EXTRACTED ENTRIES:
━━━━

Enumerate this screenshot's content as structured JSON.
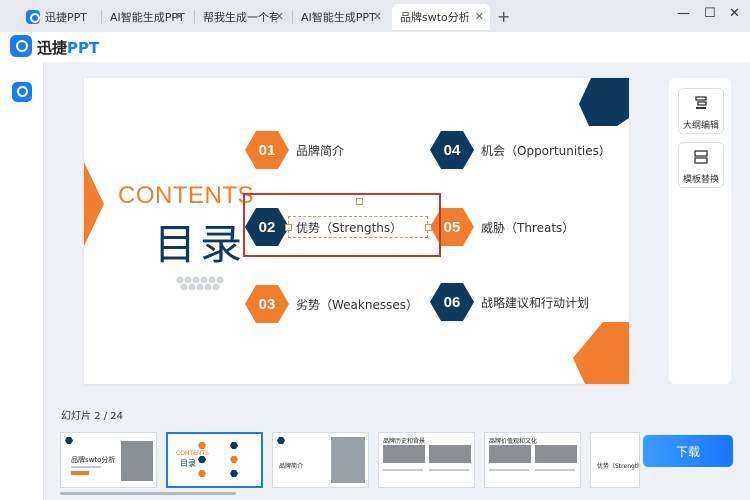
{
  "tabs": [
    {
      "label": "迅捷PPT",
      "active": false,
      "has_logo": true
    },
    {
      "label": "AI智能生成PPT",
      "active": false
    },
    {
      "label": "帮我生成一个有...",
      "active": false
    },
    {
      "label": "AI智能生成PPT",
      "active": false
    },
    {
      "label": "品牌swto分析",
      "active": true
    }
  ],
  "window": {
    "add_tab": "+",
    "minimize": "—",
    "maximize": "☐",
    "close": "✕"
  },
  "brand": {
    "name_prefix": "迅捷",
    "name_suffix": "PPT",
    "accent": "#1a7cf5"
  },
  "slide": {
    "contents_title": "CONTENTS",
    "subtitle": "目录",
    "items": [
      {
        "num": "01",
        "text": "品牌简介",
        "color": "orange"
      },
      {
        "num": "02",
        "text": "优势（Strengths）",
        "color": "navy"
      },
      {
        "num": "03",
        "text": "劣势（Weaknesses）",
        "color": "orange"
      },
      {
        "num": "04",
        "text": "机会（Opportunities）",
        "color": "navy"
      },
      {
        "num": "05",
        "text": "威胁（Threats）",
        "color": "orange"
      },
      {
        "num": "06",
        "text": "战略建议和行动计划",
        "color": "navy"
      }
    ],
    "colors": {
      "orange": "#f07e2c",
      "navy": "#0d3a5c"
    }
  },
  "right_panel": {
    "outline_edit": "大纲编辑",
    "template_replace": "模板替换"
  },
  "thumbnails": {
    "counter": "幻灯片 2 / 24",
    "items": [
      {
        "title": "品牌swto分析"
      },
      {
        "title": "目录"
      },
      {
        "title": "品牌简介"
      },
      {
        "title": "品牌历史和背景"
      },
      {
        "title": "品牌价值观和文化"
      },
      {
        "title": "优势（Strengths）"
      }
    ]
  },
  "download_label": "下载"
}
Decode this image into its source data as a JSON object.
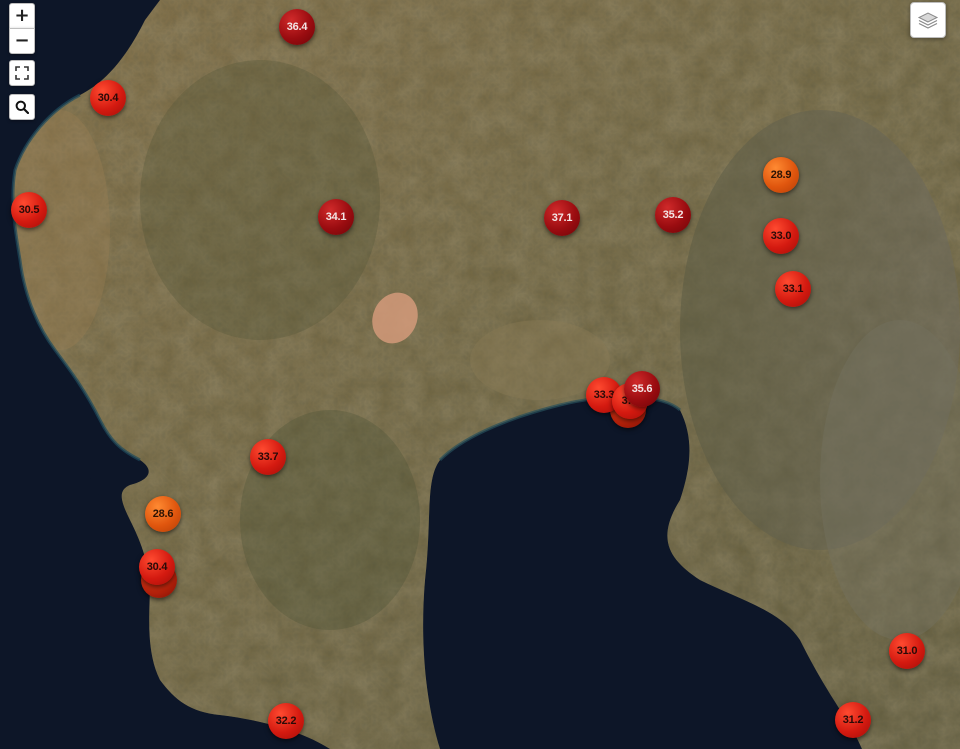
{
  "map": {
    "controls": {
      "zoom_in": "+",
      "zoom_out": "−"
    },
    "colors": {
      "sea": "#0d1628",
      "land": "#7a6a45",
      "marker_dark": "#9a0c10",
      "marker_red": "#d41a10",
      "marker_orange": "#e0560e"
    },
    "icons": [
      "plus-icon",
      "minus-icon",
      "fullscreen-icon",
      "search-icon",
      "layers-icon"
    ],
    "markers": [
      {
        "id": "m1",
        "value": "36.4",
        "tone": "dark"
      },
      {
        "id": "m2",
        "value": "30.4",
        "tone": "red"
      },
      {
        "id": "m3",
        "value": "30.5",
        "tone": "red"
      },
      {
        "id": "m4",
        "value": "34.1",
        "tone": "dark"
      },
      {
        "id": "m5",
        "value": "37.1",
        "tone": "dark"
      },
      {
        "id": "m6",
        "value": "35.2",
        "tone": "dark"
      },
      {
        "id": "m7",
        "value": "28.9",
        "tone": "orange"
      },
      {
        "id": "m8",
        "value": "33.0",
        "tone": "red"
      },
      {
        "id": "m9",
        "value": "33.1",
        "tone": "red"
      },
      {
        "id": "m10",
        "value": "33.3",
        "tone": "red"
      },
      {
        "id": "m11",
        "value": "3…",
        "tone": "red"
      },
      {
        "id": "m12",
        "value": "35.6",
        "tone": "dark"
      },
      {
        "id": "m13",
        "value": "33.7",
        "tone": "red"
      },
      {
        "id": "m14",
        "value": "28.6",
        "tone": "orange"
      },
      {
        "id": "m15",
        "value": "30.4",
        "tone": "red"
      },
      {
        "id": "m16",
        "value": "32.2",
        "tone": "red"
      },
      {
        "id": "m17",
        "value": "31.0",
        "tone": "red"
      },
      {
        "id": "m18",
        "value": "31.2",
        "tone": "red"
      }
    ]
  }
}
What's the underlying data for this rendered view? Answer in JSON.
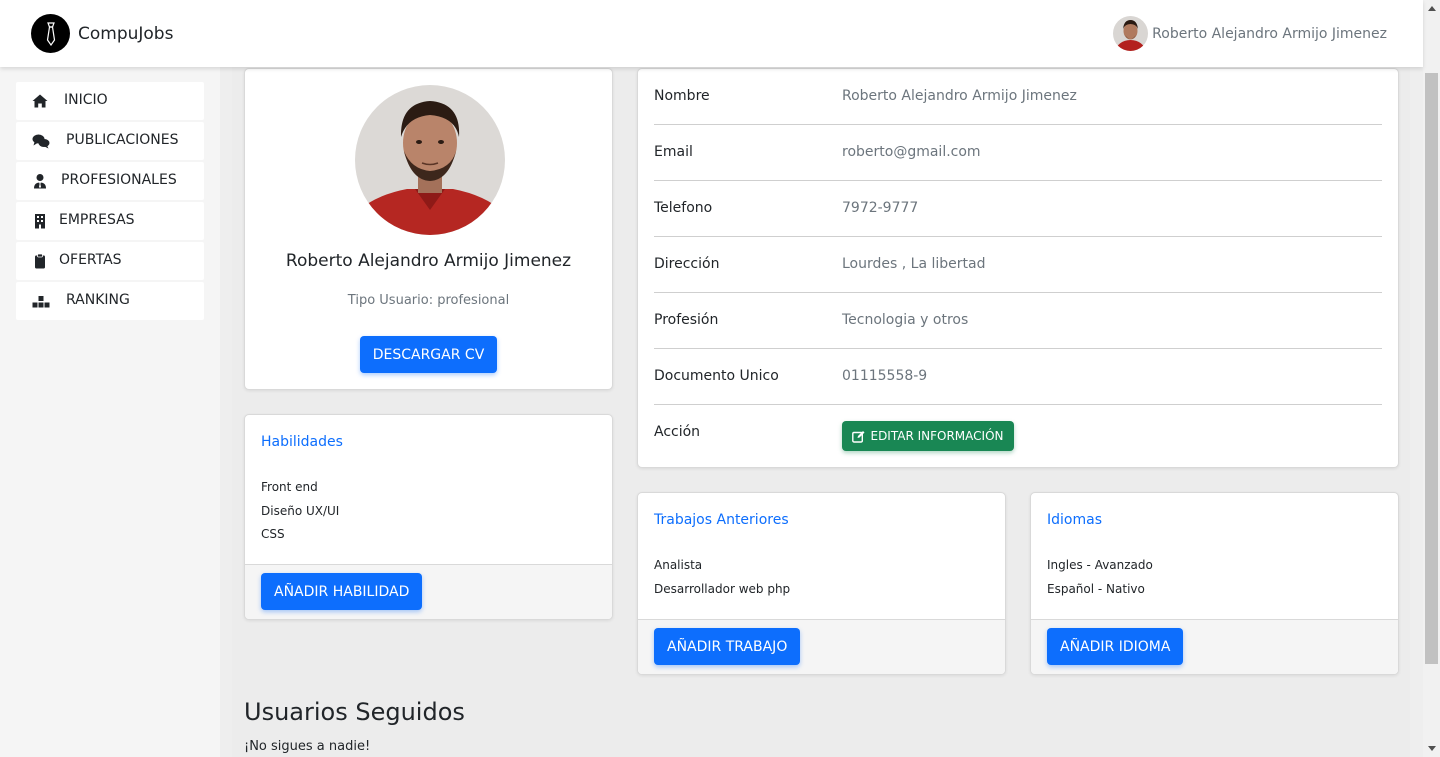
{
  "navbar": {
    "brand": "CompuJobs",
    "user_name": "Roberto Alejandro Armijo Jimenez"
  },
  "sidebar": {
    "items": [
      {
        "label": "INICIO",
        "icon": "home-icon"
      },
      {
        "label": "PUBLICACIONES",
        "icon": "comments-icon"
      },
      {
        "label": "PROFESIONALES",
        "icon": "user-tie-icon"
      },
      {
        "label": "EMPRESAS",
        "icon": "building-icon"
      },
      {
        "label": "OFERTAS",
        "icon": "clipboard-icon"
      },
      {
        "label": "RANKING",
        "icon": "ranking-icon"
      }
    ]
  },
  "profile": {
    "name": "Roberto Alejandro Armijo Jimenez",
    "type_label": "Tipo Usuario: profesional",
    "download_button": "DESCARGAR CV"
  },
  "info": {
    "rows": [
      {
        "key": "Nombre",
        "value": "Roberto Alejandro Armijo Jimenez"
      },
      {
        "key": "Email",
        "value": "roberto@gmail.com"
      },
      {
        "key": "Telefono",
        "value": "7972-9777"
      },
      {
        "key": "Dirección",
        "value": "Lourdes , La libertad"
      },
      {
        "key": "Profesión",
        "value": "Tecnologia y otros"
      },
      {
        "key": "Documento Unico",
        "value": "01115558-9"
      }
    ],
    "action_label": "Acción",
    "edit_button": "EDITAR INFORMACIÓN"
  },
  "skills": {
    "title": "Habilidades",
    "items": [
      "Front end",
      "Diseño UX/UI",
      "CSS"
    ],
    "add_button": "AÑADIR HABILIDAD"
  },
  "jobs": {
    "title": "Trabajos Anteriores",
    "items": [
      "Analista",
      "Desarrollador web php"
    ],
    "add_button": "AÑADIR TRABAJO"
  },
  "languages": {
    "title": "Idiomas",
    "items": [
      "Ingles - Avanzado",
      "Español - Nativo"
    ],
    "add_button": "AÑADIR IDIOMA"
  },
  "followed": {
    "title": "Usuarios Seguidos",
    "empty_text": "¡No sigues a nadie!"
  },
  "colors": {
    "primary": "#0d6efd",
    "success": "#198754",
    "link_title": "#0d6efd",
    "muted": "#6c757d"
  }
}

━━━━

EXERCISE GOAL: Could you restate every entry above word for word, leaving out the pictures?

EXERCISE OUTPUT:
Enumerate this screenshot's content as structured JSON.
{
  "tabs": [
    {
      "label": "迅捷PPT",
      "active": false,
      "has_logo": true
    },
    {
      "label": "AI智能生成PPT",
      "active": false
    },
    {
      "label": "帮我生成一个有...",
      "active": false
    },
    {
      "label": "AI智能生成PPT",
      "active": false
    },
    {
      "label": "品牌swto分析",
      "active": true
    }
  ],
  "window": {
    "add_tab": "+",
    "minimize": "—",
    "maximize": "☐",
    "close": "✕"
  },
  "brand": {
    "name_prefix": "迅捷",
    "name_suffix": "PPT",
    "accent": "#1a7cf5"
  },
  "slide": {
    "contents_title": "CONTENTS",
    "subtitle": "目录",
    "items": [
      {
        "num": "01",
        "text": "品牌简介",
        "color": "orange"
      },
      {
        "num": "02",
        "text": "优势（Strengths）",
        "color": "navy"
      },
      {
        "num": "03",
        "text": "劣势（Weaknesses）",
        "color": "orange"
      },
      {
        "num": "04",
        "text": "机会（Opportunities）",
        "color": "navy"
      },
      {
        "num": "05",
        "text": "威胁（Threats）",
        "color": "orange"
      },
      {
        "num": "06",
        "text": "战略建议和行动计划",
        "color": "navy"
      }
    ],
    "colors": {
      "orange": "#f07e2c",
      "navy": "#0d3a5c"
    }
  },
  "right_panel": {
    "outline_edit": "大纲编辑",
    "template_replace": "模板替换"
  },
  "thumbnails": {
    "counter": "幻灯片 2 / 24",
    "items": [
      {
        "title": "品牌swto分析"
      },
      {
        "title": "目录"
      },
      {
        "title": "品牌简介"
      },
      {
        "title": "品牌历史和背景"
      },
      {
        "title": "品牌价值观和文化"
      },
      {
        "title": "优势（Strengths）"
      }
    ]
  },
  "download_label": "下载"
}
Decode this image into its source data as a JSON object.
{
  "map": {
    "controls": {
      "zoom_in": "+",
      "zoom_out": "−"
    },
    "colors": {
      "sea": "#0d1628",
      "land": "#7a6a45",
      "marker_dark": "#9a0c10",
      "marker_red": "#d41a10",
      "marker_orange": "#e0560e"
    },
    "icons": [
      "plus-icon",
      "minus-icon",
      "fullscreen-icon",
      "search-icon",
      "layers-icon"
    ],
    "markers": [
      {
        "id": "m1",
        "value": "36.4",
        "tone": "dark"
      },
      {
        "id": "m2",
        "value": "30.4",
        "tone": "red"
      },
      {
        "id": "m3",
        "value": "30.5",
        "tone": "red"
      },
      {
        "id": "m4",
        "value": "34.1",
        "tone": "dark"
      },
      {
        "id": "m5",
        "value": "37.1",
        "tone": "dark"
      },
      {
        "id": "m6",
        "value": "35.2",
        "tone": "dark"
      },
      {
        "id": "m7",
        "value": "28.9",
        "tone": "orange"
      },
      {
        "id": "m8",
        "value": "33.0",
        "tone": "red"
      },
      {
        "id": "m9",
        "value": "33.1",
        "tone": "red"
      },
      {
        "id": "m10",
        "value": "33.3",
        "tone": "red"
      },
      {
        "id": "m11",
        "value": "3…",
        "tone": "red"
      },
      {
        "id": "m12",
        "value": "35.6",
        "tone": "dark"
      },
      {
        "id": "m13",
        "value": "33.7",
        "tone": "red"
      },
      {
        "id": "m14",
        "value": "28.6",
        "tone": "orange"
      },
      {
        "id": "m15",
        "value": "30.4",
        "tone": "red"
      },
      {
        "id": "m16",
        "value": "32.2",
        "tone": "red"
      },
      {
        "id": "m17",
        "value": "31.0",
        "tone": "red"
      },
      {
        "id": "m18",
        "value": "31.2",
        "tone": "red"
      }
    ]
  }
}
What's the underlying data for this rendered view? Answer in JSON.
{
  "navbar": {
    "brand": "CompuJobs",
    "user_name": "Roberto Alejandro Armijo Jimenez"
  },
  "sidebar": {
    "items": [
      {
        "label": "INICIO",
        "icon": "home-icon"
      },
      {
        "label": "PUBLICACIONES",
        "icon": "comments-icon"
      },
      {
        "label": "PROFESIONALES",
        "icon": "user-tie-icon"
      },
      {
        "label": "EMPRESAS",
        "icon": "building-icon"
      },
      {
        "label": "OFERTAS",
        "icon": "clipboard-icon"
      },
      {
        "label": "RANKING",
        "icon": "ranking-icon"
      }
    ]
  },
  "profile": {
    "name": "Roberto Alejandro Armijo Jimenez",
    "type_label": "Tipo Usuario: profesional",
    "download_button": "DESCARGAR CV"
  },
  "info": {
    "rows": [
      {
        "key": "Nombre",
        "value": "Roberto Alejandro Armijo Jimenez"
      },
      {
        "key": "Email",
        "value": "roberto@gmail.com"
      },
      {
        "key": "Telefono",
        "value": "7972-9777"
      },
      {
        "key": "Dirección",
        "value": "Lourdes , La libertad"
      },
      {
        "key": "Profesión",
        "value": "Tecnologia y otros"
      },
      {
        "key": "Documento Unico",
        "value": "01115558-9"
      }
    ],
    "action_label": "Acción",
    "edit_button": "EDITAR INFORMACIÓN"
  },
  "skills": {
    "title": "Habilidades",
    "items": [
      "Front end",
      "Diseño UX/UI",
      "CSS"
    ],
    "add_button": "AÑADIR HABILIDAD"
  },
  "jobs": {
    "title": "Trabajos Anteriores",
    "items": [
      "Analista",
      "Desarrollador web php"
    ],
    "add_button": "AÑADIR TRABAJO"
  },
  "languages": {
    "title": "Idiomas",
    "items": [
      "Ingles - Avanzado",
      "Español - Nativo"
    ],
    "add_button": "AÑADIR IDIOMA"
  },
  "followed": {
    "title": "Usuarios Seguidos",
    "empty_text": "¡No sigues a nadie!"
  },
  "colors": {
    "primary": "#0d6efd",
    "success": "#198754",
    "link_title": "#0d6efd",
    "muted": "#6c757d"
  }
}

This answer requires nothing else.